Example one is an article in the Wall Street Journal by Gordon Chang, who has written about North Korea and nuclear power before. Mr Chang reminds us of several things. One is that
Kim Kye Gwan, North Korea’s chief nuclear negotiator, was on hand at the airport in Pyongyang to greet Mr. Clinton as he arrived—a clear sign Pyongyang, at least, is linking the two issues.This is not necessarily a good thing. As Mr Chang points out, previous errors by presidents (one of them being Clinton) have allowed Kim to strengthen his power even more and develop his nuclear arsenal. Will history repeat itself?
There is something else we must not forget:
And now there may be one more reason for the regime to continue its alarming conduct. If Mr. Clinton is conducting any nuclear discussions he would be rewarding Pyongyang for jailing the two reporters and making them bargaining chips.Some people are just sourpusses. Why can't they emote like everyone else?
This matters because Ms. Ling and Ms. Lee were not Pyongyang’s only hostages. In March, North Korea detained Yu Song-jin, a South Korean manager working in the Kaesong industrial zone, for criticizing Kim’s paradise. Last week, a North Korean patrol boat seized a South Korean fishing vessel that accidentally strayed into the North’s waters, and Pyongyang is now keeping the
four-member crew for no good reason. North Korea may be holding 100 or more Japanese abductees and at least 1,000 South Koreans, some of them prisoners from the Korean War and others kidnapped since then. More broadly, Kim uses all his 23 million people as hostages.

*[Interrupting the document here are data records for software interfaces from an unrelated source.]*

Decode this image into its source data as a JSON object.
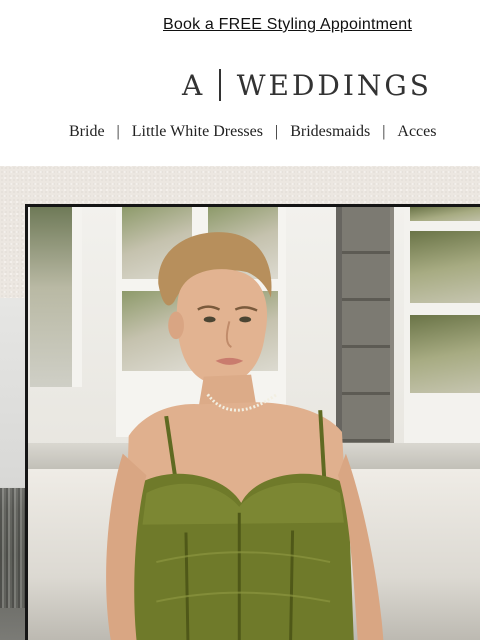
{
  "promo": {
    "text": "Book a FREE Styling Appointment"
  },
  "logo": {
    "letter": "A",
    "name": "WEDDINGS"
  },
  "nav": {
    "items": [
      {
        "label": "Bride"
      },
      {
        "label": "Little White Dresses"
      },
      {
        "label": "Bridesmaids"
      },
      {
        "label": "Acces"
      }
    ],
    "separator": "|"
  },
  "hero": {
    "image_subject": "model in olive green lace corset dress"
  },
  "colors": {
    "background": "#ffffff",
    "hero_background": "#ece7e1",
    "dress_green": "#6f7a2a",
    "text": "#1a1a1a"
  }
}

Now two American journalists will come home safely. Good. But let’s hope the U.S. didn’t secure their release at the cost of further negotiations that will only give Kim more time to perfect his nuclear arsenal and develop his ballistic missiles.
Just to make things worse, the editorial in the WSJ harps on the problems as well, after congratulating President Clinton and the two journalists who had apparently gone in there while working for one of Al Gore's enterprises.
Yet Mr. Clinton’s visit is a message unto itself. It will bolster Kim’s bid to dissolve the six-party negotiations in favor of the direct talks with the U.S. he has long sought. It will also dismay some in South Korea and Japan, which have their own hostages in North Korea and will wonder why Mr. Clinton couldn’t obtain their release as well.Still, if it promotes Madam Secretary of State's career it will all be worthwhile. I trust my readers agree.
If it turns out that if a new nuclear negotiation really was begun during Mr. Clinton’s visit, it will also send the signal to North Korea that the worse its behavior, the more it stands to gain from the U.S. And it will mean that Kim’s price will be even higher to spring the next American hostages.